But as hopeless as this situation might seem, it is of paramount importance not to give up. We should not follow the example of the Israelites in this parasha, who responded to a discouraging report by crying out that death would be preferable. Rather, we ought to follow the example of Caleb and Joshua, who stood up to the majority despite the risk, and were rewarded with a share in the Promised Land after forty long years. We ought to follow the example of Moses, who, when God proposed to wipe out the Jewish people and make a new, bigger and better nation for Moses, said no, pleading with God to use God’s Attribute of Mercy and spare the people. Moses understood that his people, in spite of its rebelliousness and its fall from grace, was nonetheless God’s people and still worth saving. The generation of the Exodus might have been denied entry to the Promised Land due to their actions, but their children were still worthy of it. And we, too, must stand up for each other and do what God commands us to do in the way we treat our neighbors, in the way we care for the most vulnerable members of our communities, in the way we must build a society on justice and compassion, no matter how high the odds are against our succeeding in doing so. It is appropriate to take time to grieve, as Caleb and Joshua rent their garments, but if we give up altogether, we doom ourselves to die in the wilderness, forfeiting the inheritance that was promised us.

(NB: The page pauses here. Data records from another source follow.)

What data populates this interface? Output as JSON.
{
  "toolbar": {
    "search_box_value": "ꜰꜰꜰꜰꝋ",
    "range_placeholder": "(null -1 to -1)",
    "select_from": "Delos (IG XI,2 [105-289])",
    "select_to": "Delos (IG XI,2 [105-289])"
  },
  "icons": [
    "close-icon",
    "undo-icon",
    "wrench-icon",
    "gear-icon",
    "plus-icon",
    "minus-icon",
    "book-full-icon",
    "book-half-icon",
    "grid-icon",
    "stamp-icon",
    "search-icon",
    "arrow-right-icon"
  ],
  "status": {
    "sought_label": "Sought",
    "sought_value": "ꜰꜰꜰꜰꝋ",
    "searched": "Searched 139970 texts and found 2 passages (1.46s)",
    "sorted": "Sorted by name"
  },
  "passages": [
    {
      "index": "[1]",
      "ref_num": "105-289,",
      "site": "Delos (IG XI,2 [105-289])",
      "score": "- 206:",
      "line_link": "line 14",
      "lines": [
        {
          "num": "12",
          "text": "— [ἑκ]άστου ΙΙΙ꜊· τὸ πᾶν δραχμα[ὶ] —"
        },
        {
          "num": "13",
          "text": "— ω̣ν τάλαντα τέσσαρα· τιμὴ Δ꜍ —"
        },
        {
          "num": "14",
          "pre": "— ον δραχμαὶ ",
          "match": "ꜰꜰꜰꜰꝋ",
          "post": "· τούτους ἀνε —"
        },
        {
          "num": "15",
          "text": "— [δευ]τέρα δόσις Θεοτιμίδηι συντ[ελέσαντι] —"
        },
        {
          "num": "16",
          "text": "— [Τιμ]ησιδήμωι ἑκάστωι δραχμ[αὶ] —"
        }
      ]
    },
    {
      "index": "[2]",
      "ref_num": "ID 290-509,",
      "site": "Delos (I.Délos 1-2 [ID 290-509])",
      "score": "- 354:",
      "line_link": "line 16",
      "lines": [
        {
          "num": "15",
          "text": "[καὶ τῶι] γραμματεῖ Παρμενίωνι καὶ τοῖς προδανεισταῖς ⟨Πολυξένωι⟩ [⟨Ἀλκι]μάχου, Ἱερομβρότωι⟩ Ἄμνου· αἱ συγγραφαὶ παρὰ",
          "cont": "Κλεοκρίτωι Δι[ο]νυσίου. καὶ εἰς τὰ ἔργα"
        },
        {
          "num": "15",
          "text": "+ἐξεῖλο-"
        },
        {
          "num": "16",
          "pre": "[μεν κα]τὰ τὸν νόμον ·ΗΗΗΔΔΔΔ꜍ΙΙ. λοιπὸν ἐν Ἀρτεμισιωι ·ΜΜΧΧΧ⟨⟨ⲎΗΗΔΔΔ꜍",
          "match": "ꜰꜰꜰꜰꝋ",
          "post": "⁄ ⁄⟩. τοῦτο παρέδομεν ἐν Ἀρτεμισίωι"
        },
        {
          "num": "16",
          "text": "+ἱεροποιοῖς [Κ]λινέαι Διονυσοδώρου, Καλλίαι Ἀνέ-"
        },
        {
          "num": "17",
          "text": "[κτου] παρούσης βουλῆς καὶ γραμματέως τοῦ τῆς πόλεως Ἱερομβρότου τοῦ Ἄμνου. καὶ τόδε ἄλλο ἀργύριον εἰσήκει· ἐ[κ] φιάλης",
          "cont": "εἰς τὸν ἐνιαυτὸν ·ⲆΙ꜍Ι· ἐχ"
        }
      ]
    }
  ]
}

This is why the parasha that begins with the calamity of the scouts ends with the commandment of tzitzit, which we recite daily. ​​וְהָיָ֣ה לָכֶם֮ לְצִיצִת֒ וּרְאִיתֶ֣ם אֹת֗וֹ וּזְכַרְתֶּם֙ אֶת־כׇּל־מִצְוֺ֣ת ה’ וַעֲשִׂיתֶ֖ם אֹתָ֑ם וְלֹֽא־תָת֜וּרוּ אַחֲרֵ֤י לְבַבְכֶם֙ וְאַחֲרֵ֣י עֵֽינֵיכֶ֔ם אֲשֶׁר־אַתֶּ֥ם זֹנִ֖ים אַחֲרֵיהֶֽם — “and it shall be your fringe, and you shall look at it and remember all of God’s commandments and observe them, so that you do not follow your heart and your eyes that you lust after.” וְלֹֽא־תָת֜וּרוּ — so that you do not follow, or search — a clear echo of the scouts at the beginning of the parasha who went לָת֖וּר — to scout the land of Canaan and were led astray by their fear and doubt. It is vital to continue defending our values and to not give in to the prevailing forces around us and even within us that act contrary to them. And in order to help us stay on this path, God gives us this commandment as something we can always look at, something to remind us constantly of who we are and who God wants us to be. לְמַ֣עַן תִּזְכְּר֔וּ וַעֲשִׂיתֶ֖ם אֶת־כׇּל־מִצְוֺתָ֑י וִהְיִיתֶ֥ם קְדֹשִׁ֖ים לֵאלֹֽהֵיכֶֽם — “in order that you may remember, and observe all of My commandments, and be holy to your God.” Does our destiny lie in exile in the wilderness, or in the Promised Land? Will we live up to the full potential of our peoplehood, or will we acquiesce to the policies of Sodom? It is our choice to make. The task ahead of us, to stand up for righteousness and justice in the face of calamity and adversity, is daunting, but it is a necessary task, and a sacred one. Remember.

Shabbat shalom.